◆ **TRY IT**: Your task is to return the span of lines beginning at the one with "Convert this screenshot" and ending at the last line of the data, exactly as it stands.

Items listed in a dataset
****************
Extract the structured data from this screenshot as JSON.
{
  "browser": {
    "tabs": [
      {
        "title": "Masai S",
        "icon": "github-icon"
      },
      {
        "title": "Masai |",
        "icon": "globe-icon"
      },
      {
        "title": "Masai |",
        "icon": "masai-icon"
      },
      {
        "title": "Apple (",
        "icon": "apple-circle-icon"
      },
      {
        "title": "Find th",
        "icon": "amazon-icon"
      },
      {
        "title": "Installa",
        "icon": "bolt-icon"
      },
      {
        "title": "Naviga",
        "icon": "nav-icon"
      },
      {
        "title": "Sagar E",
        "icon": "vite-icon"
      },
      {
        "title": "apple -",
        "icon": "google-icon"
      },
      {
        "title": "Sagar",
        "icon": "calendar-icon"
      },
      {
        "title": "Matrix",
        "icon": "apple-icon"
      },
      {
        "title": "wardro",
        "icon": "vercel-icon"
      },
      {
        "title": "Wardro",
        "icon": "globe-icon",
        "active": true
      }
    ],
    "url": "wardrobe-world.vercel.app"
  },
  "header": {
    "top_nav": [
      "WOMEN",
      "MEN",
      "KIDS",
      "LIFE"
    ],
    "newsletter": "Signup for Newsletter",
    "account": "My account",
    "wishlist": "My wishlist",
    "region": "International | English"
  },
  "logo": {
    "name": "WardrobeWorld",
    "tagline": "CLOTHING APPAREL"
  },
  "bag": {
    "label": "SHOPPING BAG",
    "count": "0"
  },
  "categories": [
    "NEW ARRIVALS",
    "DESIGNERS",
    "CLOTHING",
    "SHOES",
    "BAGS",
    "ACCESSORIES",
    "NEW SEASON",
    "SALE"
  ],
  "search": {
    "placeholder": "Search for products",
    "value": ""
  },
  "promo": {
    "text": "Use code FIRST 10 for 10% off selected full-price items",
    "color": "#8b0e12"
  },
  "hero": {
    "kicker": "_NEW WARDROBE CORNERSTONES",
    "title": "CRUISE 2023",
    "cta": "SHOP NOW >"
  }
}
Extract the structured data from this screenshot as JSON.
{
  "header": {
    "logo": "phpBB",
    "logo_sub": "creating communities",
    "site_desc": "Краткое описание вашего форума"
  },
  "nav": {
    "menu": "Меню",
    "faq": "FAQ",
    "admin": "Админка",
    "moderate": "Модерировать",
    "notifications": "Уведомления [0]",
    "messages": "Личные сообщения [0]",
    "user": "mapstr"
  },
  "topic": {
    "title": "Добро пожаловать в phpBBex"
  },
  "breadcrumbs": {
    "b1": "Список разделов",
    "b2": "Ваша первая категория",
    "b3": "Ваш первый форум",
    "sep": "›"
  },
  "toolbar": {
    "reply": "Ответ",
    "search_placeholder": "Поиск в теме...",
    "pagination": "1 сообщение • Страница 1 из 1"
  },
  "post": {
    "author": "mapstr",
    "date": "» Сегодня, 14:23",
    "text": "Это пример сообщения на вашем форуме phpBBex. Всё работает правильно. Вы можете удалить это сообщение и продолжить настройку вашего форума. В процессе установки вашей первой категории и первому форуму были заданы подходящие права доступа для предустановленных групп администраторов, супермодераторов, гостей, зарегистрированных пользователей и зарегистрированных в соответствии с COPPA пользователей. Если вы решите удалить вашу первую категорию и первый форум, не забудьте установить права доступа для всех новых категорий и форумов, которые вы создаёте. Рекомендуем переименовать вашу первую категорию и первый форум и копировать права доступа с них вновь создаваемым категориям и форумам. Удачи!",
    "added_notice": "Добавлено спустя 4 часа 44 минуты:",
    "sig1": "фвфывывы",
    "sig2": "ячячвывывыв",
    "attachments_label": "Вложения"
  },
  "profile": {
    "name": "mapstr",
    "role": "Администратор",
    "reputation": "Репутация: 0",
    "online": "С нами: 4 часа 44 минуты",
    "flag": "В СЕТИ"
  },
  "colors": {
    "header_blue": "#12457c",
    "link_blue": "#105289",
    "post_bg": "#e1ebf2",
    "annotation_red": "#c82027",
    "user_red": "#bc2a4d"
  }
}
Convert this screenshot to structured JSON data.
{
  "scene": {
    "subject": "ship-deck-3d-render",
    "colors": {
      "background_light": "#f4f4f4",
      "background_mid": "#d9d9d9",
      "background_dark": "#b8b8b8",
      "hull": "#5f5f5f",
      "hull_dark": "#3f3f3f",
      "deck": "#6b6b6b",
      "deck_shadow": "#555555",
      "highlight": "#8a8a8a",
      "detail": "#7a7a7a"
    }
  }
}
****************
◆ **TASK SOLUTION**:
Convert this screenshot to structured JSON data.
{
  "scene": {
    "subject": "ship-deck-3d-render",
    "colors": {
      "background_light": "#f4f4f4",
      "background_mid": "#d9d9d9",
      "background_dark": "#b8b8b8",
      "hull": "#5f5f5f",
      "hull_dark": "#3f3f3f",
      "deck": "#6b6b6b",
      "deck_shadow": "#555555",
      "highlight": "#8a8a8a",
      "detail": "#7a7a7a"
    }
  }
}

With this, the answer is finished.